The best way to earn credits for the shop isn’t actually by playing the main campaign though, it’s by beating the challenges in challenge mode. These are probably my favourite part of Contra: Operation Galuga, as they force you to play short sections of levels with different rules in places. There are speed runs, pacifist challenges, and boss fights with limited ammo all waiting to test your shooting skills, and their bite size length makes them perfect for playing over and over again.

The eight stages that make up Contra: Operation Galuga will probably only take you a couple of hours to beat, even with a few Game Overs. That doesn’t mean there isn’t plenty of content to dive into though, thanks mainly to the selection of characters you can play through the game as. Although they aren’t massively different, each of them has a specific ability or two that you’ll need to utilise to succeed in your mission. Playing through the game as a hovering robot or with the ability to grapple makes for an interesting twist, and upon completing the game you unlock even more gun warriors to experiment with.

Even with all the modern difficulty options and upgrades, there is no denying that Contra: Operation Galuga is a tough game which won’t appeal to everyone.

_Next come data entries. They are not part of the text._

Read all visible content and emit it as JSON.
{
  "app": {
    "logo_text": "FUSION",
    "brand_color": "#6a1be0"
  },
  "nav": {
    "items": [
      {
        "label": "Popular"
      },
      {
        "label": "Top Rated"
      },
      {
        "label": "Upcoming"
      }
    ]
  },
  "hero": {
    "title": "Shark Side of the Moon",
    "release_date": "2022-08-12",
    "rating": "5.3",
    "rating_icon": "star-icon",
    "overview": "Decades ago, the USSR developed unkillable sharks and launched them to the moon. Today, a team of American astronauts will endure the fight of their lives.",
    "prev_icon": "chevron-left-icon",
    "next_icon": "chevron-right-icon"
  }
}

For those who live for these tests of gaming skill, though, this new Contra game will be right up their alley, with a healthy dose of nostalgia making each death that little bit more bearable.


A hard as nails run and gun experience
Gloriously nostalgic
The challenge mode is a blast
Contains the best gun in gaming


The difficulty will be too much for some

Editor Rating
Our Score


In Short

Contra: Operation Galuga brings back the granddaddy of run and gun with a bang, but don't expect it to be an easy ride.